• _EXERCISE_: Whenever the string "Diego" turns up in a line below, that line should be copied.

==== DATA FOR PROCESSING ====

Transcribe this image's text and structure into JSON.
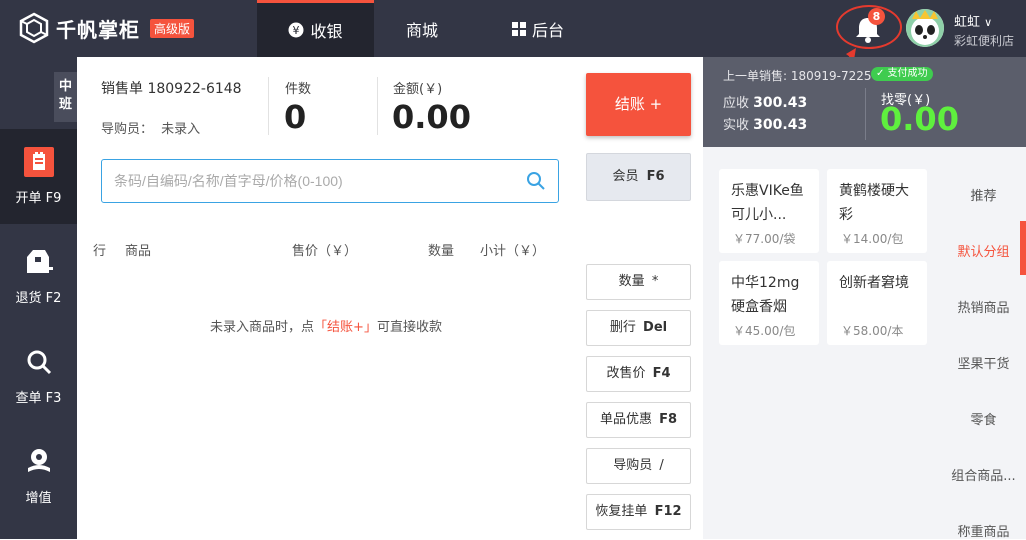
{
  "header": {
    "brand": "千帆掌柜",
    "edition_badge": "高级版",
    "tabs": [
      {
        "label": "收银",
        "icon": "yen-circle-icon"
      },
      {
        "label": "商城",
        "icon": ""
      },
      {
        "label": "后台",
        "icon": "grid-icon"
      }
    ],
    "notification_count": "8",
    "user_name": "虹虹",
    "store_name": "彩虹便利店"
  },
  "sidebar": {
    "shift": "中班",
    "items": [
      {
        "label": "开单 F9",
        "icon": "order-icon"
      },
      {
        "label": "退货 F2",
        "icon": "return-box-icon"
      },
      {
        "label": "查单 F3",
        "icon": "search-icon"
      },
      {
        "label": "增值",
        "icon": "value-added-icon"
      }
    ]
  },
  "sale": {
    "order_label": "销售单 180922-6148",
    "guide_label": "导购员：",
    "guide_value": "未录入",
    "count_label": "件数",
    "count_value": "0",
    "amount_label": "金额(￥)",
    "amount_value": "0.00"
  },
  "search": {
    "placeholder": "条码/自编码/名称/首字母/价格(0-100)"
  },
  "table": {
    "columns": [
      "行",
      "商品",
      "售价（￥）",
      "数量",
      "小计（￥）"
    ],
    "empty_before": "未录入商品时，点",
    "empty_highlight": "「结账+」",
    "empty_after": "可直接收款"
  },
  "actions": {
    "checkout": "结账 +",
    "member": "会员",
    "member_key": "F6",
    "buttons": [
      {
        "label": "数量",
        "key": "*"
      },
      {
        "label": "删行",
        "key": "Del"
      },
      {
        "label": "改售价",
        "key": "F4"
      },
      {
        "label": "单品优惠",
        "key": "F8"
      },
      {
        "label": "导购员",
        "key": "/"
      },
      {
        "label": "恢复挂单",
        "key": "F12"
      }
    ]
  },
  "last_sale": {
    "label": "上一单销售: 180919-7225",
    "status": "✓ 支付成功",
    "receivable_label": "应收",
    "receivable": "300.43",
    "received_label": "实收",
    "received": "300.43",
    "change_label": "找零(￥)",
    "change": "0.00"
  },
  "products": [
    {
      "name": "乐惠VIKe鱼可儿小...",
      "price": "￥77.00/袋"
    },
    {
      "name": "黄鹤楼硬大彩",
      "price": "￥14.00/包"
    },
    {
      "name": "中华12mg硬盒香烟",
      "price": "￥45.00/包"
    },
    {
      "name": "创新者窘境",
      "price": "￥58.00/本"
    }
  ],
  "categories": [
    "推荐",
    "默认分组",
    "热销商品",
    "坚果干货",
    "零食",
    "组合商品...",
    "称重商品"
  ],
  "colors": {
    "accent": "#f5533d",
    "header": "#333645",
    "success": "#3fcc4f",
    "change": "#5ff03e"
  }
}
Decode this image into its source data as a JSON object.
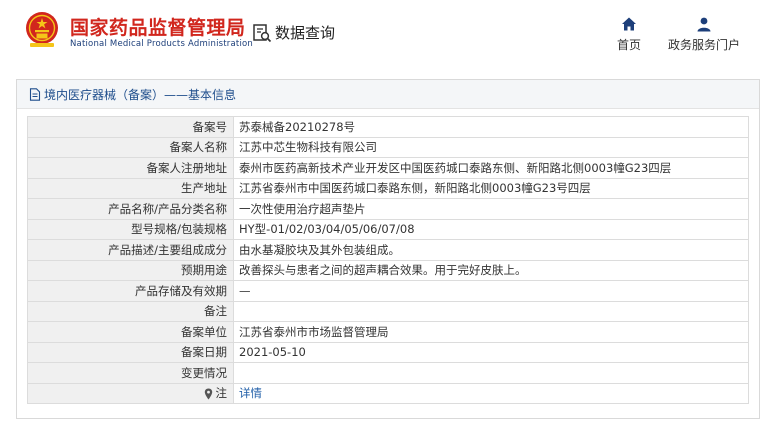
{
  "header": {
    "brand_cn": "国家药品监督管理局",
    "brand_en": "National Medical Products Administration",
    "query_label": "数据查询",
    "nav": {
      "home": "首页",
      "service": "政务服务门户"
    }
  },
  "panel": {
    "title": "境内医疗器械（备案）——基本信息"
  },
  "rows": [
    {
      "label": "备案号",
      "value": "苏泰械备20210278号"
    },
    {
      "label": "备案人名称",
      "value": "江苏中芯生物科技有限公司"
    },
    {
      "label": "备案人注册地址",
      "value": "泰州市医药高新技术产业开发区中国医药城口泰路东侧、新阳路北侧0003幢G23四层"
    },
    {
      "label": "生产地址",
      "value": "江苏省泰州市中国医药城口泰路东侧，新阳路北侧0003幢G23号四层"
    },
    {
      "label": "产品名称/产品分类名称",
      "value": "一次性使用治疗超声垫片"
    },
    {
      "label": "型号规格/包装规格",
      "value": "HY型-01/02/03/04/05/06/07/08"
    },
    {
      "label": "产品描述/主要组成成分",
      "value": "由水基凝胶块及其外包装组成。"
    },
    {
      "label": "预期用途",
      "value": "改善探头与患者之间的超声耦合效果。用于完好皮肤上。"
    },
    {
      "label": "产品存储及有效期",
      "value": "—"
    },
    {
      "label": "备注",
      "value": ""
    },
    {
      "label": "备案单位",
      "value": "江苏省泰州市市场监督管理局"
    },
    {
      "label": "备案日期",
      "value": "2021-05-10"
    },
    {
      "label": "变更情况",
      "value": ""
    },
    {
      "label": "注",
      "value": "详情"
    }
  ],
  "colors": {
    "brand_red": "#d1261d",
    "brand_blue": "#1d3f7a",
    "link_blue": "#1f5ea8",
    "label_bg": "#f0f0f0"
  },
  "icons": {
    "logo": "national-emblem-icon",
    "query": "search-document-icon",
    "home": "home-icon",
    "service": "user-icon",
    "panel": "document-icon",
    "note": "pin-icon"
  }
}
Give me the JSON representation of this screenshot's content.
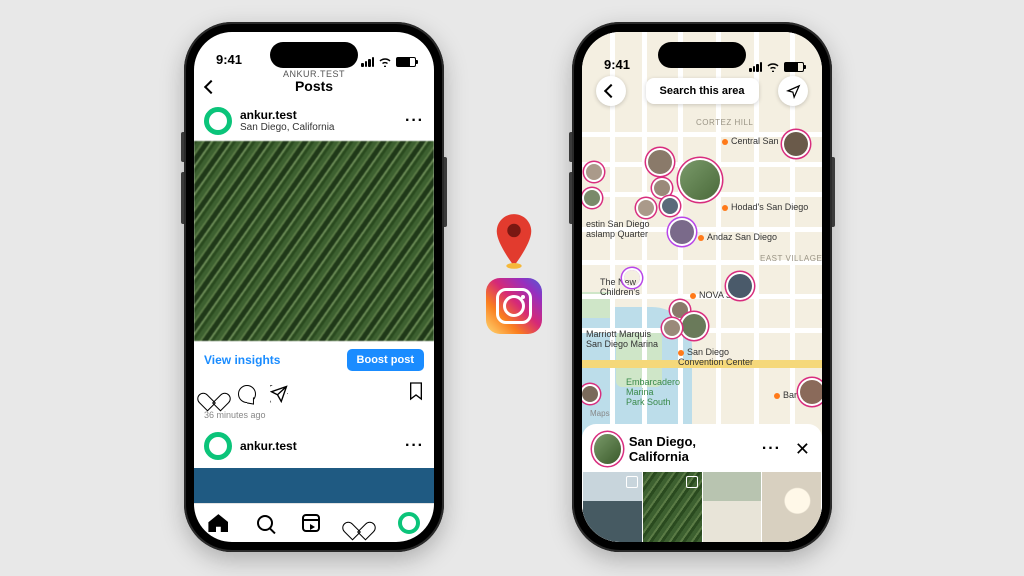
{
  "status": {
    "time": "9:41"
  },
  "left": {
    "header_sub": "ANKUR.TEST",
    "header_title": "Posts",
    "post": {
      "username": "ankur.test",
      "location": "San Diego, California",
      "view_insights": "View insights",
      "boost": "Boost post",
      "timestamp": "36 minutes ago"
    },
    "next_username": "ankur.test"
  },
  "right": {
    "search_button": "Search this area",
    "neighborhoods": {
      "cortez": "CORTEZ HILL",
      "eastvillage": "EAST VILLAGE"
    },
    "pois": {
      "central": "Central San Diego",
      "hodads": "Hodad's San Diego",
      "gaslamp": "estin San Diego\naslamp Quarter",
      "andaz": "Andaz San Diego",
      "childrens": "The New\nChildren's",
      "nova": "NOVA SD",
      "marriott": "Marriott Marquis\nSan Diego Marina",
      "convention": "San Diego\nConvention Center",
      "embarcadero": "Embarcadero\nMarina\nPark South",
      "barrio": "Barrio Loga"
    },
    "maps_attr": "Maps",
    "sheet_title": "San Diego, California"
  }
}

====

• _EXERCISE RESULT_:
      "location": "San Diego, California",
      "central": "Central San Diego",
      "hodads": "Hodad's San Diego",
      "gaslamp": "estin San Diego\naslamp Quarter",
      "andaz": "Andaz San Diego",
      "marriott": "Marriott Marquis\nSan Diego Marina",
      "convention": "San Diego\nConvention Center",
    "sheet_title": "San Diego, California"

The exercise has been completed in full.